Solving the Foreclosure Crisis – How can we fix the process?
As discussed previously, the pooling and servicing agreement requires the servicer to forward payment to the securitized trust regardless of whether the borrower is making the mortgage payment. This must continue until the loan is removed from the trust, and that can only happen by foreclosure. This seemed like a great idea when these securities were created at the height of the subprime-lending craze, but with homeowners unable to pay the exploding adjustable payments, servicers are hemorrhaging cash and going under.
Because there is an incentive to default the homeowner and get the home through the foreclosure process as quickly as possible, servicers and default servicers hire law firms that promise speed as their top priority, even at the expense of truth and justice. Literally, law firms receive a score from Fidelity National Default Solutions, known as an Attorney Performance Report (APR), for the speed with which they dispatch homeowners from their homes. The top performers receive the prestigious Summit Award, bestowed annually at Fidelity’s annual meeting, but those firms who do not meet an acceptable foreclosure rate are terminated.
These foreclosure mills are under a tremendous pressure to perform. Predictably, they have systematically degraded the judicial process as a byproduct of their fast but sloppy practice and procedure. Below I have outlined the common wrongdoing seen in the state courts throughout Northeast Florida where I routinely appear and my personal suggestions for strengthening justice.
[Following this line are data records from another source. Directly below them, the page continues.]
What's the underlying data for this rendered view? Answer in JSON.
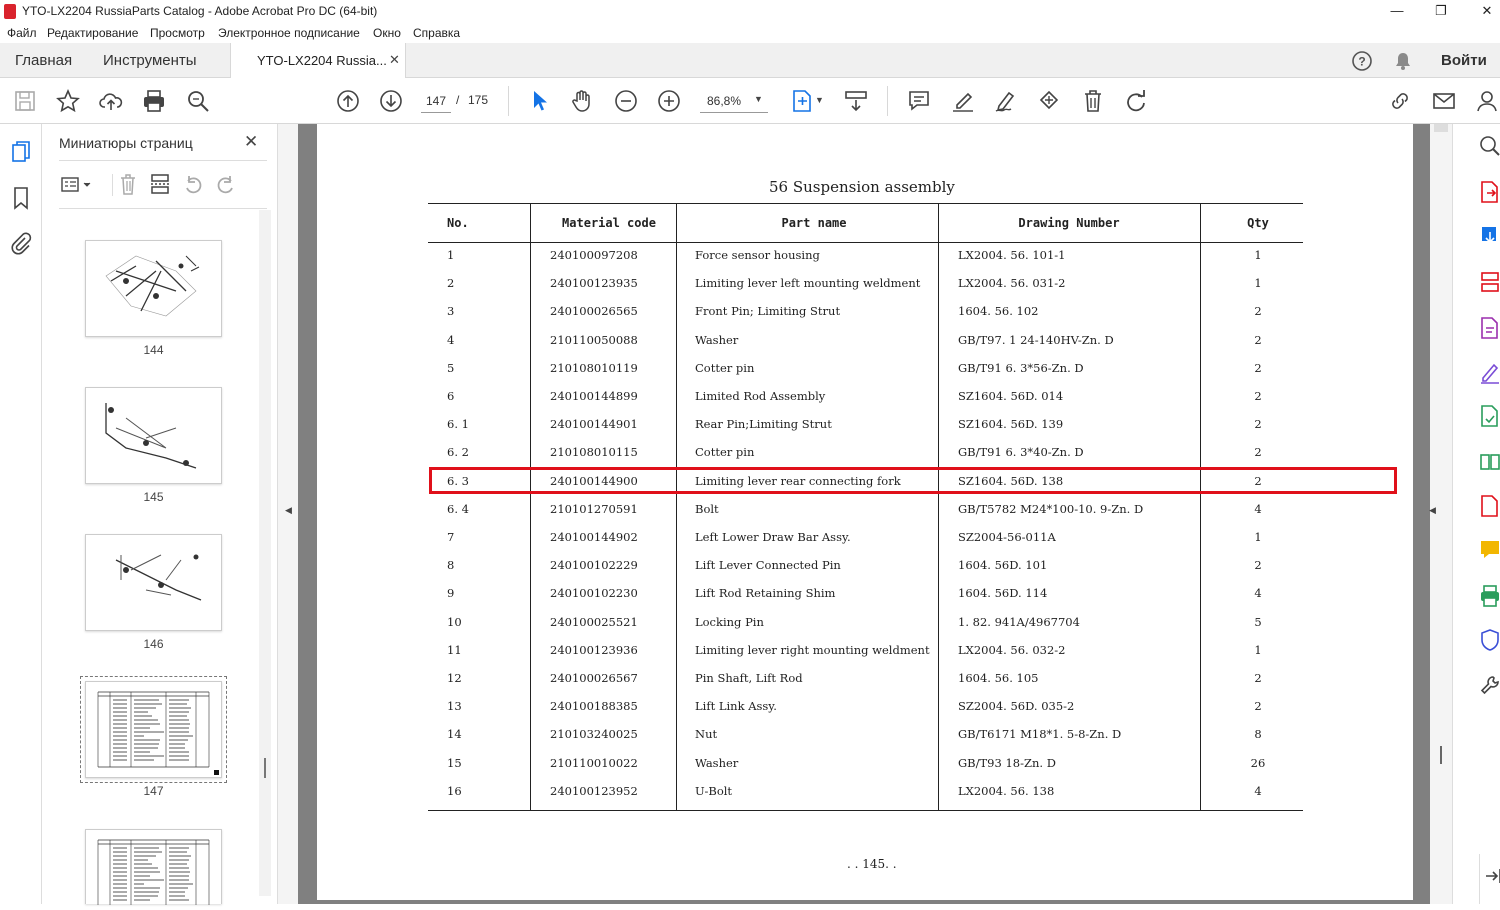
{
  "window": {
    "title": "YTO-LX2204 RussiaParts Catalog - Adobe Acrobat Pro DC (64-bit)",
    "minimize": "—",
    "maximize": "❐",
    "close": "✕"
  },
  "menu": [
    "Файл",
    "Редактирование",
    "Просмотр",
    "Электронное подписание",
    "Окно",
    "Справка"
  ],
  "tabs": {
    "home": "Главная",
    "tools": "Инструменты",
    "document": "YTO-LX2204 Russia...",
    "close": "✕"
  },
  "header_right": {
    "signin": "Войти"
  },
  "toolbar": {
    "current_page": "147",
    "page_sep": "/",
    "total_pages": "175",
    "zoom": "86,8%"
  },
  "thumbnails": {
    "title": "Миниатюры страниц",
    "close": "✕",
    "pages": [
      "144",
      "145",
      "146",
      "147"
    ]
  },
  "document": {
    "table_title": "56 Suspension assembly",
    "headers": [
      "No.",
      "Material code",
      "Part name",
      "Drawing Number",
      "Qty"
    ],
    "rows": [
      [
        "1",
        "240100097208",
        "Force sensor housing",
        "LX2004. 56. 101-1",
        "1"
      ],
      [
        "2",
        "240100123935",
        "Limiting lever left mounting weldment",
        "LX2004. 56. 031-2",
        "1"
      ],
      [
        "3",
        "240100026565",
        "Front Pin; Limiting Strut",
        "1604. 56. 102",
        "2"
      ],
      [
        "4",
        "210110050088",
        "Washer",
        "GB/T97. 1 24-140HV-Zn. D",
        "2"
      ],
      [
        "5",
        "210108010119",
        "Cotter pin",
        "GB/T91 6. 3*56-Zn. D",
        "2"
      ],
      [
        "6",
        "240100144899",
        "Limited Rod Assembly",
        "SZ1604. 56D. 014",
        "2"
      ],
      [
        "6. 1",
        "240100144901",
        "Rear Pin;Limiting Strut",
        "SZ1604. 56D. 139",
        "2"
      ],
      [
        "6. 2",
        "210108010115",
        "Cotter pin",
        "GB/T91 6. 3*40-Zn. D",
        "2"
      ],
      [
        "6. 3",
        "240100144900",
        "Limiting lever rear connecting fork",
        "SZ1604. 56D. 138",
        "2"
      ],
      [
        "6. 4",
        "210101270591",
        "Bolt",
        "GB/T5782 M24*100-10. 9-Zn. D",
        "4"
      ],
      [
        "7",
        "240100144902",
        "Left Lower Draw Bar Assy.",
        "SZ2004-56-011A",
        "1"
      ],
      [
        "8",
        "240100102229",
        "Lift Lever Connected Pin",
        "1604. 56D. 101",
        "2"
      ],
      [
        "9",
        "240100102230",
        "Lift Rod Retaining Shim",
        "1604. 56D. 114",
        "4"
      ],
      [
        "10",
        "240100025521",
        "Locking Pin",
        "1. 82. 941A/4967704",
        "5"
      ],
      [
        "11",
        "240100123936",
        "Limiting lever right mounting weldment",
        "LX2004. 56. 032-2",
        "1"
      ],
      [
        "12",
        "240100026567",
        "Pin Shaft, Lift Rod",
        "1604. 56. 105",
        "2"
      ],
      [
        "13",
        "240100188385",
        "Lift Link Assy.",
        "SZ2004. 56D. 035-2",
        "2"
      ],
      [
        "14",
        "210103240025",
        "Nut",
        "GB/T6171 M18*1. 5-8-Zn. D",
        "8"
      ],
      [
        "15",
        "210110010022",
        "Washer",
        "GB/T93 18-Zn. D",
        "26"
      ],
      [
        "16",
        "240100123952",
        "U-Bolt",
        "LX2004. 56. 138",
        "4"
      ]
    ],
    "highlighted_row": 8,
    "page_footer": ". . 145. ."
  },
  "colors": {
    "highlight": "#e0101a",
    "accent": "#1473e6",
    "doc_bg": "#808080"
  }
}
I suspect many of these same problems occur in courthouses throughout the United States: